By: Carmen Willings
Updated October 28, 2017
Some people with limited knowledge of braille often feel intimidated by it because reading braille appears difficult. Some even unwittingly pass those fears and intimidation of braille on to the student by commenting on how challenging it appears. It is very important to not plant negative feelings toward braille in the student's mind. Instead, help foster interest in braille in the braille learner as well as with peers. In addition to intimidation, many people have the misconception that braille is a language and can be offered as a foreign language in school. In fact, braille is NOT a foreign language, but is a code in which to read and write language (There is also a braille code for mathematics, computers, and music.). For this reason, it would not be appropriate to give a student foreign language credit in school for learning the braille code.
What is braille?
Braille is a system of raised dots arranged in cells.
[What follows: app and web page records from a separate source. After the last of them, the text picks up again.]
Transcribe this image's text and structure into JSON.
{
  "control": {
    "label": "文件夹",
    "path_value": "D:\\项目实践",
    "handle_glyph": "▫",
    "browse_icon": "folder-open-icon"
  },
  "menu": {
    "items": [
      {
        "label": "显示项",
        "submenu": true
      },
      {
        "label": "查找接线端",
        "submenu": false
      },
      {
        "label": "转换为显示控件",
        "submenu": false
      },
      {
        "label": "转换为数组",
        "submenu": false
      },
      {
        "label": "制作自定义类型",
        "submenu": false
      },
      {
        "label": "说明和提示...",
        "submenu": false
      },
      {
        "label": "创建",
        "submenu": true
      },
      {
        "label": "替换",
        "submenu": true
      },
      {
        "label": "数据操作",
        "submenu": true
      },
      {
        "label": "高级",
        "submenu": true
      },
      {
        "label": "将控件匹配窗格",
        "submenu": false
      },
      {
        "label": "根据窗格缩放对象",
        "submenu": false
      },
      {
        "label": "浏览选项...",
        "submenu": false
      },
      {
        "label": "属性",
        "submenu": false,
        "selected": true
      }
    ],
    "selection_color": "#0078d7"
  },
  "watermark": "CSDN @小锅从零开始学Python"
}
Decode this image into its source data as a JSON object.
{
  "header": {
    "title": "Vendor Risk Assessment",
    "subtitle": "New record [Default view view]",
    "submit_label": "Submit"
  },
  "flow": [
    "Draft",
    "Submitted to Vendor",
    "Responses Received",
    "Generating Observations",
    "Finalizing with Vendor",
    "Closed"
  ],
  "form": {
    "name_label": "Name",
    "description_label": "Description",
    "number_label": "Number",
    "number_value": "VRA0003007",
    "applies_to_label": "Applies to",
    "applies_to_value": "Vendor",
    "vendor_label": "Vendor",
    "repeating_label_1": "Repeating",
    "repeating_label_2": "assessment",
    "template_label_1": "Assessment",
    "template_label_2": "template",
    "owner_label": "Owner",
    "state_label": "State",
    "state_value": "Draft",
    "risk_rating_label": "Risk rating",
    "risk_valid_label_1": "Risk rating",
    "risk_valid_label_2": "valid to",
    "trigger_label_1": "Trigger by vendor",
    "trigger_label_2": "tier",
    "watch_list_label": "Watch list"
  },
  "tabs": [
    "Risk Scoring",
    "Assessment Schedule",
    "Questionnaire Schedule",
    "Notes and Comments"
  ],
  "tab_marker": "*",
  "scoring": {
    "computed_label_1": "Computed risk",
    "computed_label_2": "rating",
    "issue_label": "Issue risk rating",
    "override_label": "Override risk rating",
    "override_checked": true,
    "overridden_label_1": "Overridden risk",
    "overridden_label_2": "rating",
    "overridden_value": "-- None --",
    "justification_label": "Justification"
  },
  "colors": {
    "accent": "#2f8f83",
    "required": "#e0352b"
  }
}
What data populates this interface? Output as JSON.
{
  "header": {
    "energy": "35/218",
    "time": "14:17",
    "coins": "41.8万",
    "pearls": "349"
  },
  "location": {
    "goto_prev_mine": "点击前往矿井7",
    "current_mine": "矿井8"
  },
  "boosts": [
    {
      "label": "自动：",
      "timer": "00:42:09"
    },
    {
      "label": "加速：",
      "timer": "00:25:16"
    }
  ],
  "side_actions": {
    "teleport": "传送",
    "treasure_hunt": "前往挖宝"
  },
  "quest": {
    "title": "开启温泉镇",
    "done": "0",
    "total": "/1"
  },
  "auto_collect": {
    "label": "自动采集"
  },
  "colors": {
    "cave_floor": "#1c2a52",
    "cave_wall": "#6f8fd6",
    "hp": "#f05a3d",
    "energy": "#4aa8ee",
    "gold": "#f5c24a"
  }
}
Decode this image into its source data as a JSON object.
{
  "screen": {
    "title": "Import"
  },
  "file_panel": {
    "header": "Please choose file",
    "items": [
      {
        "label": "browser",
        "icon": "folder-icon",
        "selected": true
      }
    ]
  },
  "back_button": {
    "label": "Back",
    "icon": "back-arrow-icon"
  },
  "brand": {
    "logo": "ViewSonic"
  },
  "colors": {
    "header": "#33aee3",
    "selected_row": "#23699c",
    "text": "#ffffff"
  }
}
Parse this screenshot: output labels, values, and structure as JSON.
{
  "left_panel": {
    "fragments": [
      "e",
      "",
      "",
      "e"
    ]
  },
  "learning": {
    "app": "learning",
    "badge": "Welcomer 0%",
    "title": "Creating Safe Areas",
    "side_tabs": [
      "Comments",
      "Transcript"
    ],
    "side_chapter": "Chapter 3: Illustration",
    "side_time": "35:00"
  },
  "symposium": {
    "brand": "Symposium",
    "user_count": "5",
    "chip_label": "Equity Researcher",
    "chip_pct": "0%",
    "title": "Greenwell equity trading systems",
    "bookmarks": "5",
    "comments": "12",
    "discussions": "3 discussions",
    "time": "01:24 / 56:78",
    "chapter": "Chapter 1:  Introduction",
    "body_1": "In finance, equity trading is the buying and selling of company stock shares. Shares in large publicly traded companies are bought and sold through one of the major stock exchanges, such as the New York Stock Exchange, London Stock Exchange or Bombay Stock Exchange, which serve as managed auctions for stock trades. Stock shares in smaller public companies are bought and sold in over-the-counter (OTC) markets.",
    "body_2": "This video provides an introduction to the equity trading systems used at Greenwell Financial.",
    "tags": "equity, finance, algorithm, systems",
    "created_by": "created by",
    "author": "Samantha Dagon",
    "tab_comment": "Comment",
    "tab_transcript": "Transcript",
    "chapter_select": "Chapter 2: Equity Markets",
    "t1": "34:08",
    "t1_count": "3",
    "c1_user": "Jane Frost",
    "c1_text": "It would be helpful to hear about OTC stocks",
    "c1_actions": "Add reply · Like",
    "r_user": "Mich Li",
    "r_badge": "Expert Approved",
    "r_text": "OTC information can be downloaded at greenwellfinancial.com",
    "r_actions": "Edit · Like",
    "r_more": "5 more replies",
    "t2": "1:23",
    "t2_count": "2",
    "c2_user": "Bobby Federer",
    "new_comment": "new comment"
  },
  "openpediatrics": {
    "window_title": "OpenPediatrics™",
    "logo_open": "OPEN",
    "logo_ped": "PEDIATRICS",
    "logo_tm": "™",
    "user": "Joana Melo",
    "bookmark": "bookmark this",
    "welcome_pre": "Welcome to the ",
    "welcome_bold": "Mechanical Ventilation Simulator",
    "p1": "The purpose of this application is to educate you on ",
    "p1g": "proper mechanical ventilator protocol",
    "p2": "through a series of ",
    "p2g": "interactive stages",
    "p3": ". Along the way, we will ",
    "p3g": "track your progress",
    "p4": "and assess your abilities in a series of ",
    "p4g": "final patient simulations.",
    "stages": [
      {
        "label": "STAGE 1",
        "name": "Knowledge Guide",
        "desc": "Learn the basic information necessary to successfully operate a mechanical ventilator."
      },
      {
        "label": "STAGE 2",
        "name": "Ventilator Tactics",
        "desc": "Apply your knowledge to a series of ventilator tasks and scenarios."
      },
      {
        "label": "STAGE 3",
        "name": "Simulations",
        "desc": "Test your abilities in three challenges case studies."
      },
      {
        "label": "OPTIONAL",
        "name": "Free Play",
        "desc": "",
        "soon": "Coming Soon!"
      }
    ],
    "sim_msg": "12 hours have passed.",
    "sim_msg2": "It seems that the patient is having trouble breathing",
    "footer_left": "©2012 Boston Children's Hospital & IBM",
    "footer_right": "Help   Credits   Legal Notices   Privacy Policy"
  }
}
The number and position of the raised dots represents a letter, word, number, or symbol. Braille for reading and writing for Language Arts is referred to as literary braille. In literary braille, there are two grades used in school, Grade 1 and Grade 2 (there is also a Grade 3 that is comparable to shorthand but it is not used in publications as it has not been standardized). These grades do not correspond to school grades but instead refer to uncontracted and contracted braille. In grade 1 braille, each cell represents one letter, number, punctuation sign, or special braille composition sign. Books produced in grade 1 braille are very bulky as it takes a large space to produce each braille letter. Grade 2 braille was introduced as a space-saving alternative to grade 1 braille. In grade 2 braille, there are short form words and part and whole word contractions that save space.
Obtaining Braille Materials
Braille can either be produced using a standard manual braillewriter such as the Perkins braillewriter or it can be produced using print-to-braille translation software. In this method, information is typed into the software and it is formatted into braille. Examples include MegaDots and Duxbury. The braille can then be output onto a braille printer. In order to use the standard braillewriter, it is important to be proficient in both reading and writing the braille code and knowing the formatting rules.
Unified English Braille
The Unified English Braille (UEB) implementation deadline was January 4, 2015. APH has announced that they will start UEB braille transcriptions for the 2015-16 school year. Below, you will find a reference sheet with all the new UEB symbols and the contractions that disappeared in UEB. The attached print the attached pdf chart, although it can be printed on standard size paper, it is best when printed on 11" X 17" paper.
TVI's Guide to Teaching the ECC: An Activities Based Curriculum for Teaching Students who are Blind and Visually Impaired. 32 Thematic Units and over 450 age neutral ECC activities in one book! Available for purchase as a pdf digital download.
FREE VI Program Templates
Become a member for FREE to access the Printable VI Program Templates to support your district's vision program. Includes VI Program resources, FVE/LMA templates and NEW Sample FVE Reports ebook. Simply click on Log In|Register in the navigation bar at the top of the page and follow the directions to register and create your password.
Due to the nationwide shortage of vision professionals, it can be challenging to locate personnel. Announce a job vacancy on the Job Exchange of Teaching Students with Visual Impairments, an online listing of jobs specific to the visual impairment field.
Remember to store braille books in bookshelves sitting on their end. Do not stack them on top of each other or it will flatten the braille!